Page and application data records:
<<<<
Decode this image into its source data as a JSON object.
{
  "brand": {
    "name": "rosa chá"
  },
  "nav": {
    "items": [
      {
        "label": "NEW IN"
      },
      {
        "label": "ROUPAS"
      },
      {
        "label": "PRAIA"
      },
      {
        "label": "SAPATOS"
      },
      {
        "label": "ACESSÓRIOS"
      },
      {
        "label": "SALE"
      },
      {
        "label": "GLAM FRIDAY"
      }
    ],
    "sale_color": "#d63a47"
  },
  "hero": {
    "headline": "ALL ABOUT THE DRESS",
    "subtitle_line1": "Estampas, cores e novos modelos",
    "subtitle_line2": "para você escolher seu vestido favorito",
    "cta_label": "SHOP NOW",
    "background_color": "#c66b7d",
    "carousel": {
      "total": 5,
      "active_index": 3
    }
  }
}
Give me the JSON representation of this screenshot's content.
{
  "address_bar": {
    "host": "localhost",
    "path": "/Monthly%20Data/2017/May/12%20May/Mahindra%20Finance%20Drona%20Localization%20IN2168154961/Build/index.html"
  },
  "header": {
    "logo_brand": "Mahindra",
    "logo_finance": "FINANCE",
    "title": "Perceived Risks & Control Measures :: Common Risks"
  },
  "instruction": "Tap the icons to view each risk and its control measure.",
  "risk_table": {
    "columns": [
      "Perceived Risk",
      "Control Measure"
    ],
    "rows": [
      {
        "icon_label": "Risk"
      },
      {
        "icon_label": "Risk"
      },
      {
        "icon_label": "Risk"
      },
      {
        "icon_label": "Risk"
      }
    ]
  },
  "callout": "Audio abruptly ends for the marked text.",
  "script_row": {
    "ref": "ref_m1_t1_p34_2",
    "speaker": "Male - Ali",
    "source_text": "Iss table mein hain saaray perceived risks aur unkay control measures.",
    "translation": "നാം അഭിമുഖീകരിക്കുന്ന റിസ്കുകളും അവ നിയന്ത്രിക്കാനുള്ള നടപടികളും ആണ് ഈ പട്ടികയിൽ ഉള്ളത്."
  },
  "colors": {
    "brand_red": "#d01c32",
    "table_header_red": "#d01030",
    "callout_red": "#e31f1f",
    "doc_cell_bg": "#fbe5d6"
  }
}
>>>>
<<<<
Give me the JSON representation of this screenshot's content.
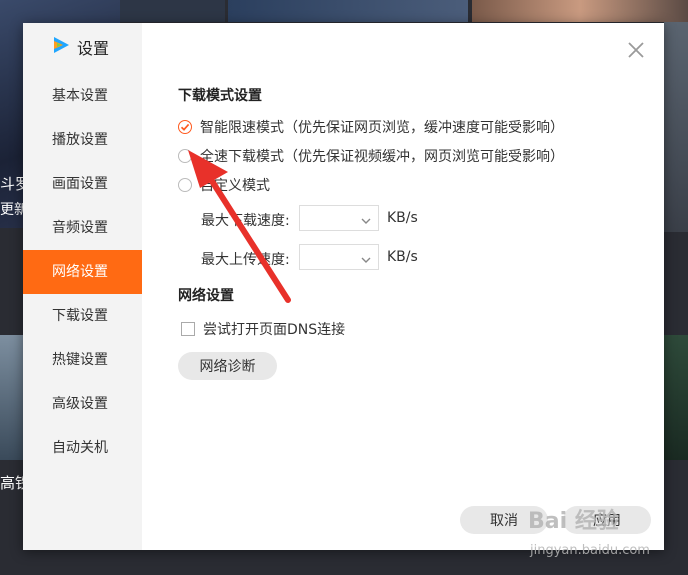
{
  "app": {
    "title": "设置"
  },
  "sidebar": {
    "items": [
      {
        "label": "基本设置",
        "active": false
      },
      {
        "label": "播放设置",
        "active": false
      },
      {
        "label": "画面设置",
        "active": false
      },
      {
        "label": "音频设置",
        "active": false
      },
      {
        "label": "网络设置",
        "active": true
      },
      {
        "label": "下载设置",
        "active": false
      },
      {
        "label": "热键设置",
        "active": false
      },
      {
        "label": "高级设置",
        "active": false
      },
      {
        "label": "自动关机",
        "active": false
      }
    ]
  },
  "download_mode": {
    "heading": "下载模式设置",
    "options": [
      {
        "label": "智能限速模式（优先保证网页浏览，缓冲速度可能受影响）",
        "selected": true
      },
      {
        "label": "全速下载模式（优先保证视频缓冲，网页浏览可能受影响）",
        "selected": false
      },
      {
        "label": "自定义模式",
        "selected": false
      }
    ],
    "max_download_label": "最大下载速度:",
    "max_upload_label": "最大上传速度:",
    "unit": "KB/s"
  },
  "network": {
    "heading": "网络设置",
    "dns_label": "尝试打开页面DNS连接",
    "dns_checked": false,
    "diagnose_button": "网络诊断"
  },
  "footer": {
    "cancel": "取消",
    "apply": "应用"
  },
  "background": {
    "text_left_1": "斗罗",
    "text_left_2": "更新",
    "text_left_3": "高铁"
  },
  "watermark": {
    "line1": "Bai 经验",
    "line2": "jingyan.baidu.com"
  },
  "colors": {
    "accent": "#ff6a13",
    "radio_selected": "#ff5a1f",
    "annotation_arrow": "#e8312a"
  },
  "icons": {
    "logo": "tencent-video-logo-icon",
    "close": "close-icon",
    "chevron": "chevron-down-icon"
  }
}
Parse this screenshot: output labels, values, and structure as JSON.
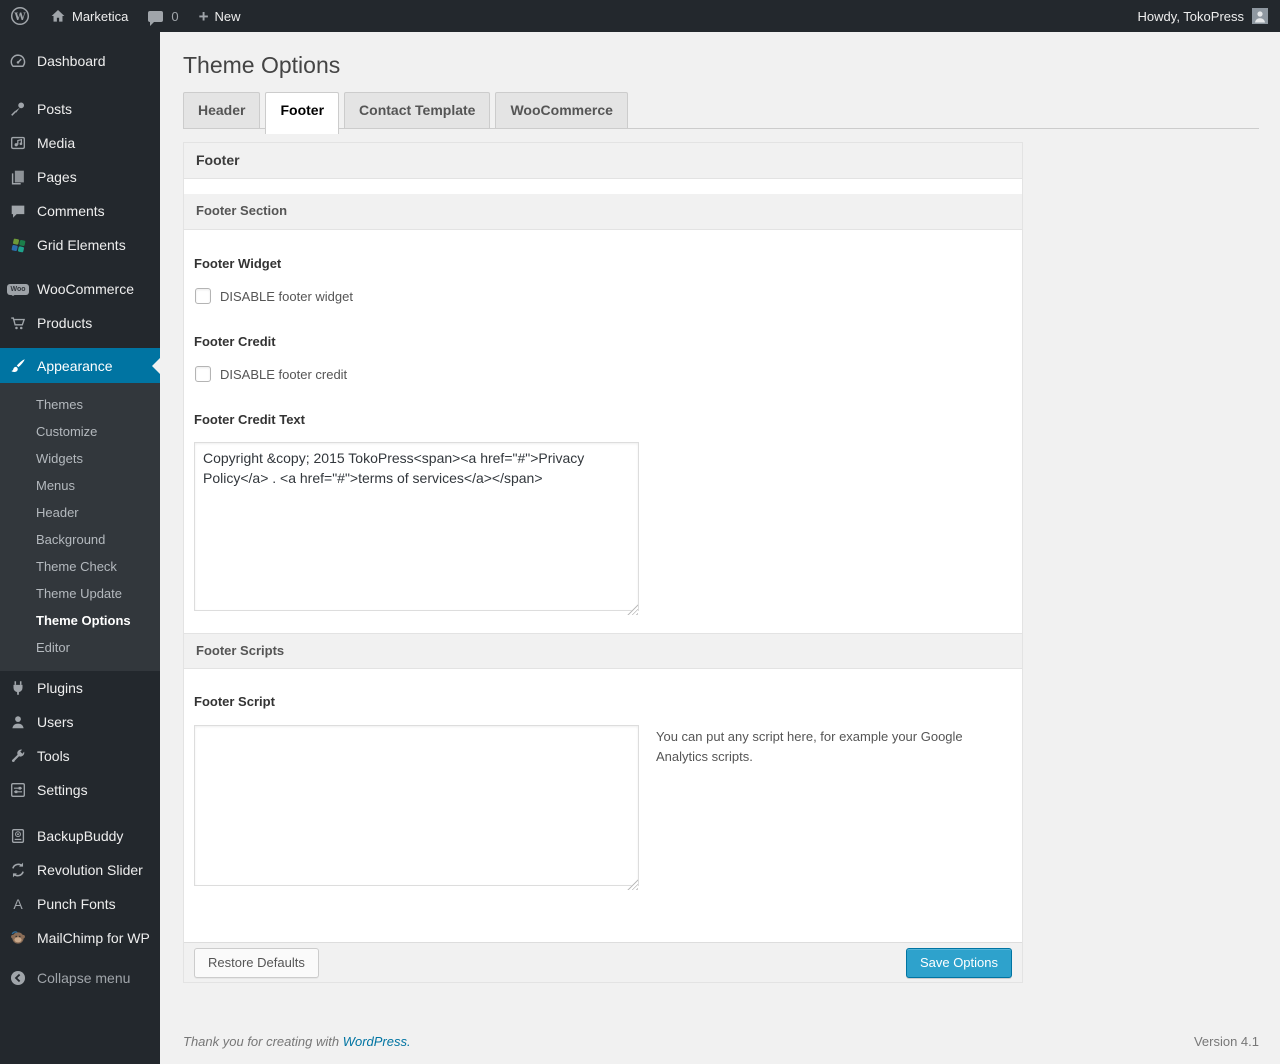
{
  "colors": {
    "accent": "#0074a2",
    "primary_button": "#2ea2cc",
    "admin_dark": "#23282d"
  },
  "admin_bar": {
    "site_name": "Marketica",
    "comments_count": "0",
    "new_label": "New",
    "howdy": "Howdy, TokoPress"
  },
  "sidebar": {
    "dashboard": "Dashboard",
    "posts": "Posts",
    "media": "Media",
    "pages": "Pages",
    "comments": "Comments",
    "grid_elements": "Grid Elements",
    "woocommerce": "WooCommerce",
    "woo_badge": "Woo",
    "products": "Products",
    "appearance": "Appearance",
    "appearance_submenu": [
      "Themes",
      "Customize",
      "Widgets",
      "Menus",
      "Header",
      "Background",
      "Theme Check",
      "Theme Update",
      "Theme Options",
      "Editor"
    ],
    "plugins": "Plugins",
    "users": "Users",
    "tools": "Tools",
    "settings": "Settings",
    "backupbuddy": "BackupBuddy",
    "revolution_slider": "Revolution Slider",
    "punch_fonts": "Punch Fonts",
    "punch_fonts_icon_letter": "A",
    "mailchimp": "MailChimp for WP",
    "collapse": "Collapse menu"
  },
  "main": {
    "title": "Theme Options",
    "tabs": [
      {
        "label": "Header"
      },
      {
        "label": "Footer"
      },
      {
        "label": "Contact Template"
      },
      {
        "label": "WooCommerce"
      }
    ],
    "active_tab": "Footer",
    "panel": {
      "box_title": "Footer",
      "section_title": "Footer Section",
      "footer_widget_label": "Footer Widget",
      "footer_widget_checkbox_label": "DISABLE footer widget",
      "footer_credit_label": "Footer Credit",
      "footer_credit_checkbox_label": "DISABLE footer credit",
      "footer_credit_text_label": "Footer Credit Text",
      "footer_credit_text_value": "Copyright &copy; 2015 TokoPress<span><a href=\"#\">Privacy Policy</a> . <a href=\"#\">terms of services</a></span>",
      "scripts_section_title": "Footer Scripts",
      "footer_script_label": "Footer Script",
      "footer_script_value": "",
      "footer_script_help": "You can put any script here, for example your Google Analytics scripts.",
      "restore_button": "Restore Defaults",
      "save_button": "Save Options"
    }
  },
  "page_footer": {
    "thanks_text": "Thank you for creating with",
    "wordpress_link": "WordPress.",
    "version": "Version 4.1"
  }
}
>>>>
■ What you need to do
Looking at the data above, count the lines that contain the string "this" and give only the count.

■ Finished exercise
4